American intelligence agencies ignored, fumbled and at times deliberately withheld significant information about illegal activities by the Korean Central Intelligence Agency here in the early 1970s, according to a Senate study.
The year-long investigation by the Senate Intelligence Committee found no evidence of an intentional coverup by executive branch officials. But Sen. Adlai Stevenson (D-Ill.), a member of the committee, said yesterday that the committee review of U.S. intelligence reports uncovered a number of "suspicious circumstances."
The report noted:
An instance in 1971 where U.S. intelligence officers, presumably from the CIA station in Seoul, were forbidden by headquarters to brief the American ambassador about Korean lobbying.
Furthermore, the officers were told their detailed reports on the Korean lobbying were not being passed on to State Department officials and they were given no orders to develop additional intelligence. "My reports met with absolute silence," one of the officers said.
In addition, the overseas officers themselves didn't send all their information in reports to headquarters. On one occasion, information identifying Washington businessman Tongsun Park as being completely controlled by a certain KCIA officer was mentioned by the field only as "an interesting sidelight."
U.S. intelligence officers routinely met with Tongsun Park over the years, at times considered making him an "asset" and once proposed making his George Towns Club an operational base. Park recalled getting a [WORD ILLEGIBLE]of liquor from the CIA station chief to Seoul, and two former intelligence officers were once in business with him.

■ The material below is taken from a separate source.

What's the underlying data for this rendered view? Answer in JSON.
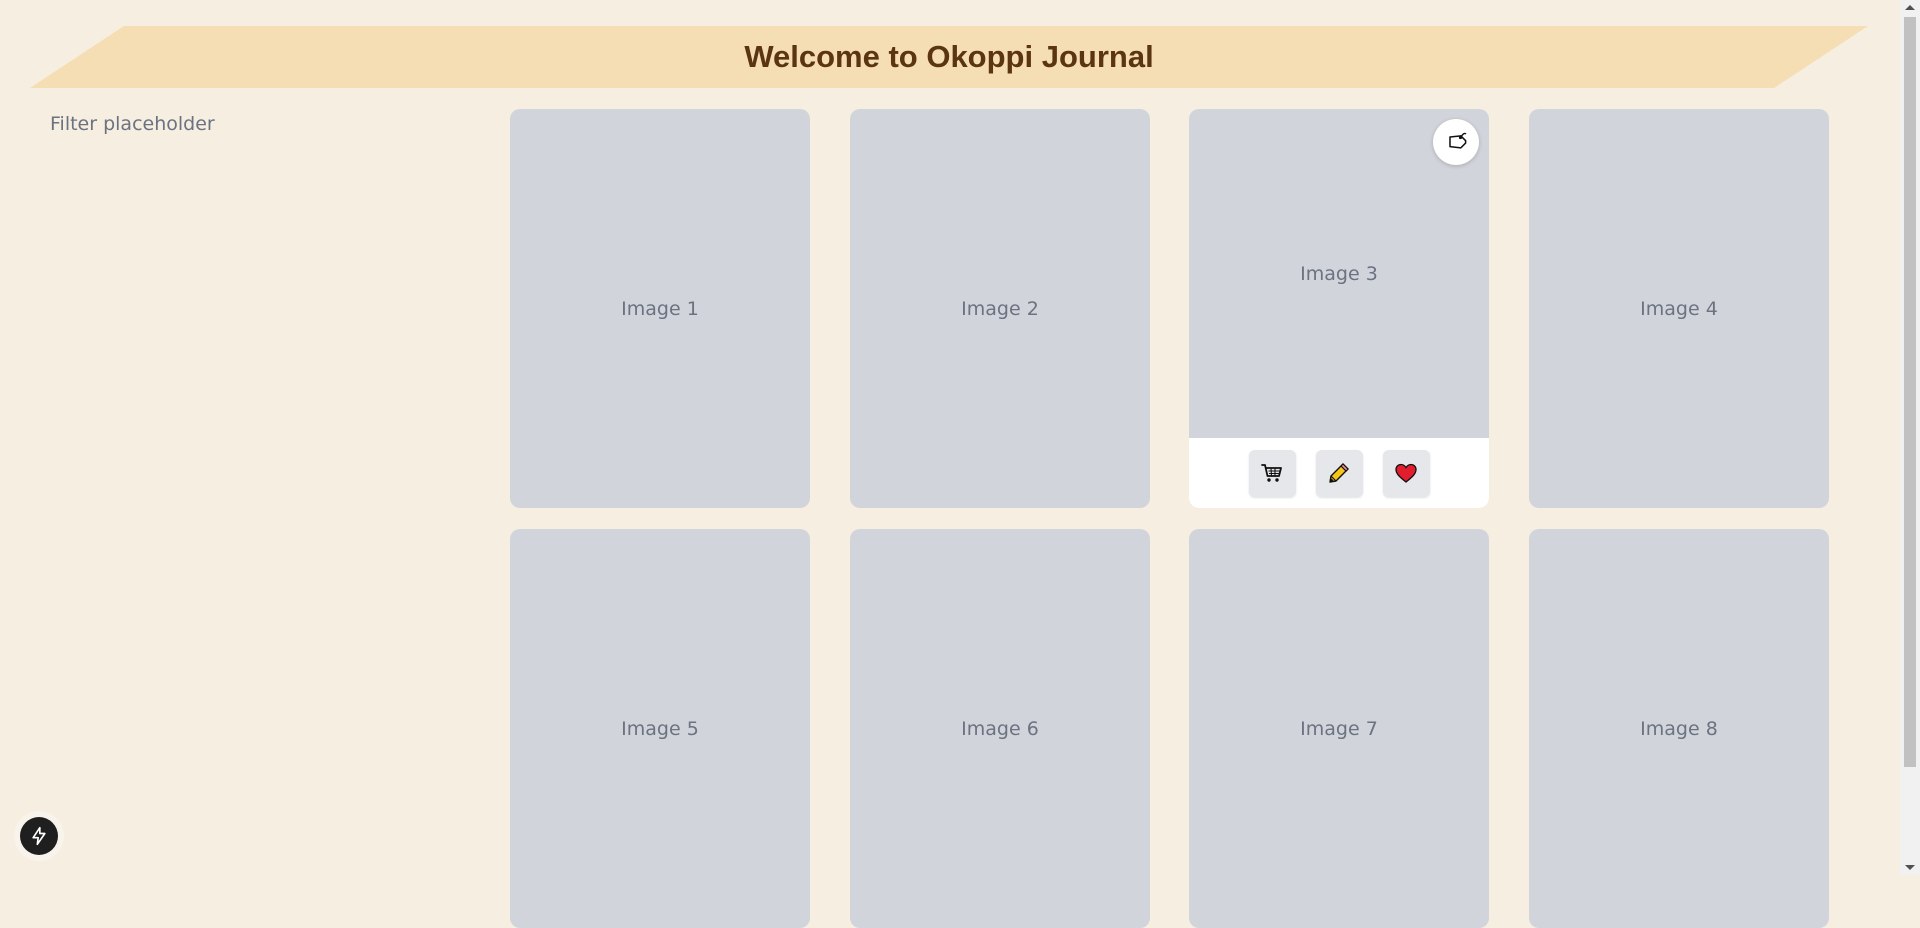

Despite periodic reports about Park's lobbying and cash payments to members of Congress, there was no evidence that any of the U.S. intelligence operatives ever asked Park, or were ordered to find out, about his activities on behalf of the government of South Korea."
Twenty-five different highly-classified documents that were distributed to U.S. policymakers are unaccounted for, and CIA Director Stansfield Tuner and Attorney General [WORD ILLEGIBLE] B. Bell have been informed of the mysterious disappearances.

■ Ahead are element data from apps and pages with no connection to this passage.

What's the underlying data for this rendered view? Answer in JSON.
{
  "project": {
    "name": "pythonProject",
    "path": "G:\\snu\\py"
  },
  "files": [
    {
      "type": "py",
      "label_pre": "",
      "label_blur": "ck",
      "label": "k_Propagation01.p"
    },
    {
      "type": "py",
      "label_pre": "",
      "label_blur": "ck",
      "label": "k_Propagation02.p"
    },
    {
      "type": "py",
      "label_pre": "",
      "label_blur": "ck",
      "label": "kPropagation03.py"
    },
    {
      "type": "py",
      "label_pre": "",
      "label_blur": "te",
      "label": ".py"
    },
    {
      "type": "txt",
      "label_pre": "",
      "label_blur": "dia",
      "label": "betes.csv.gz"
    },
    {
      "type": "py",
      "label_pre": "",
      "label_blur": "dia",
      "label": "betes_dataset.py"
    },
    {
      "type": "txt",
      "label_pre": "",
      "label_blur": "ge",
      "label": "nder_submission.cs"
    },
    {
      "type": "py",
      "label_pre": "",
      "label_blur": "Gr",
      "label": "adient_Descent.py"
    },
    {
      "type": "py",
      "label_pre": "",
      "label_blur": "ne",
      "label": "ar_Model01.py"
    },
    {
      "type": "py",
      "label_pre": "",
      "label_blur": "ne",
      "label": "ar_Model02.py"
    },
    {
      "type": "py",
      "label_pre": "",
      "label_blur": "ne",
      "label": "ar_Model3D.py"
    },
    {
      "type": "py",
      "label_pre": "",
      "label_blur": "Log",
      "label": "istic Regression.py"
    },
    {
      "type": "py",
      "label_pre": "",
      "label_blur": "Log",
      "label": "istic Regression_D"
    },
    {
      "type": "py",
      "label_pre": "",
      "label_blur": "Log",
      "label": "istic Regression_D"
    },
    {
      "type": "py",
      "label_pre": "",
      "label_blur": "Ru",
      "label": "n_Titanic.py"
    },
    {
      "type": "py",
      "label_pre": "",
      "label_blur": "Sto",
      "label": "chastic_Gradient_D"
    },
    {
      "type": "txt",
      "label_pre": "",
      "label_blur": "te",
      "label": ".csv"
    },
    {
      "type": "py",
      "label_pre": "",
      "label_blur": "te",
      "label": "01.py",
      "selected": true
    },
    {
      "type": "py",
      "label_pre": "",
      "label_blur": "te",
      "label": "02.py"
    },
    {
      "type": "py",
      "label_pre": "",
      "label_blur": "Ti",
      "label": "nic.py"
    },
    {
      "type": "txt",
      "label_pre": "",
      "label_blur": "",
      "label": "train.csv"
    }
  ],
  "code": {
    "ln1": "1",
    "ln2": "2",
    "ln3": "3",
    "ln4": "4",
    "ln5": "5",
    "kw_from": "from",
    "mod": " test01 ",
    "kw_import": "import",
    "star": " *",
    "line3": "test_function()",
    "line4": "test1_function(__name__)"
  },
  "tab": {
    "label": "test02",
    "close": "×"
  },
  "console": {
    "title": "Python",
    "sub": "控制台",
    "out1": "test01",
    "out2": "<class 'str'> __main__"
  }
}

One of the missing documents, a copy of which was found at the FBI, reports on a 1971 incident in which a person thought to be on President Nixon's campaign staff was said to be negotiating a secret foreign aid grant to Korea, for which U.S. officials would receive kickbacks.
Then Attorney General John N. Mitchell and Assistant Attorney General Robert C. Mardian saw the reports but no investigation was made other than determining that the individual wasn't with the campaign.
Mardian explained that he thought the report was a hoax. Both men denied their decisions in the case were affected by the knowledge any investigation would require looking into the alleged kickback negotiations by the purported Nixon campaign aide.
U.S. intelligence also picked up a report that the KCIA was concerned that Republican Party officials might seek retribution because of a donation of several hundred thousand dollars from the Korean government to the Democratic Party in 1968.
The 50-page Senate study shows that intelligence reports in 1972 confirmed the earlier information about the large contributions to the Democratic presidential campaign. The Washington Post reported ealier this year that the intelligence reports said $400,000 was donated. Democratic officials have denied it.
The Senate report is replete with other examples of reports that weren't passed on or weren't acted on. "The intelligence agencies' dissemination of the information was unfocused, haphazard and without useful analysis," the report said.
It wasn't until 1975 that new information - apparently from National Security Agency intercepts of Korean embassy cable traffic - led to a comprehensive review of the mass of scattered evidence and a Justice Department investigation, the report said.
The committee concluded that some of the information that was distributed "was of sufficient significance to have merited earlier action." The action was no adequate, the report said.
The Senate report offers only a general explantion for the intelligence community's failure to take more decisive action in warning other executive branch agencies, such as the State and Justice departments, about the illegal KCIA activities. It said the intelligence agencies were busy keeping track of hostile intelligence agents in the United States. And it implied the agencies were concerned about retaliation against their own operations in Korea if strong action was taken.
"They (American intelligence agencies) just didn't seem to want to get involved," Stevenson said. "They'd tell us. 'It's all we can do to keep up with the KBG (the Soviet intelligence agency).
The committee added a caveat to its study, saying it assumed the reliability of the human sources used in the reports. It is making a separate study on the reliability of such information, the report said.
The report recommended that U.S. agencies formulate new policies to insure adequate coverage of "friendly" intelligence agencies, and that the director of central intelligence insure that all reports of foreign intelligence activites in the United States are assessed and transmitted promptly to the FBI, the secretary of state and the president's national security adviser.